Do you ever get performance anxiety? If so, what is your advice to other artists who deal with that?
JB: Depends. With 9 Horses, no, because I’m playing within my comfort zone, with musicians I know really well. When I’m playing a classical solo, especially with a group I haven’t been able to rehearse much with, or maybe improvising with musicians I don’t know very well, I still get a bit nervous. But I like being outside my comfort zone. I kind of like the nerves (most of the time).

AR: YES! I’ve gone through so many peaks and valleys of anxiety affecting my playing. I think everyone finds their own way through it, and don’t want to prescribe perse. I will say that performing a lot, especially when feeling anxiety, has helped me cope with it. I’d also recommend meditation and creative visualization, and the book Flow: The Psychology of Optimal Experience by Mihaly Csikszentmihalyi.

SC: Yes, although it varies from gig to gig depending on a variety of things ranging from the repertoire to the venue to the audience. We each find our own way of coping with whatever anxiety we feel - and as Andrew said, that ability improves with experience.

What is your favorite part of being a musician? What is your least favorite part?
JB: My favorite part of being a musician is the music. My least favorite part is all the other stuff.

AR: I’d have to second Joe on this one. I often feel like playing music is really only about 10% of being a professional musician. The other 90% is travel, logistics, accounting, grant-writing, email, social media, scheduling, etc.

SC: I third Andrew and Joe on this—the music is my favorite part. And if you’re lucky enough to tour with a great group of people, see beautiful places, and perform for awesome audiences, it’s icing on the cake.

What would you be doing right now if it wasn’t for your music career?
JB: My answer to this has changed over the years, but I’ve always liked being outside making and growing stuff. I’ve been volunteering at an organic farm in Vermont quite a bit recently, so right now I’d have to say farming is what gives me the most joy outside of music.

AR: Good question. I’ve always loved teaching, and both my parents were teachers so that was always a possibility for me, and I’m a voracious reader, so maybe something in writing.

SC: I love creating things with my hands: pottery, jewelry, scarves, and blankets. I could see myself building a kiln and setting up a pottery studio for me and my students (like Andrew, I love teaching—I’m sure that would be part of the studio setup).

What is one message you’d like to give your fans?
JB: Thanks for your support!
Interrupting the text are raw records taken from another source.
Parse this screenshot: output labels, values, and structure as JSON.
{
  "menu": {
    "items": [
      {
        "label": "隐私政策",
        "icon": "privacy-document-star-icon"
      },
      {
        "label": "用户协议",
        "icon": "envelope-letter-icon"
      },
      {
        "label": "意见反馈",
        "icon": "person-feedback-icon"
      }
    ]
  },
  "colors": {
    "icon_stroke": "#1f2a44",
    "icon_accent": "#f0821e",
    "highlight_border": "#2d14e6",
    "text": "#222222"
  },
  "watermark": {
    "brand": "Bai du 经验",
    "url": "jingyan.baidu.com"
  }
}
We’re really glad you like the stuff we make, and we promise to keep making more.

AR: I’d just like to thank folks for being engaged with the music, and hope they’re deriving as much joy out of it as we are.

SC: We couldn’t do what we do without the fans. It’s their support, presence, and engagement that make each performance memorable and thrilling. Thank you!

We hope to see you at this dynamic performance! Tickets can be purchased online, in the box office at Kenan Auditorium, or by calling (910) 962-3500. Use promo code PRESENTS20 to receive 20% off your ticket!

- Cara Marsicano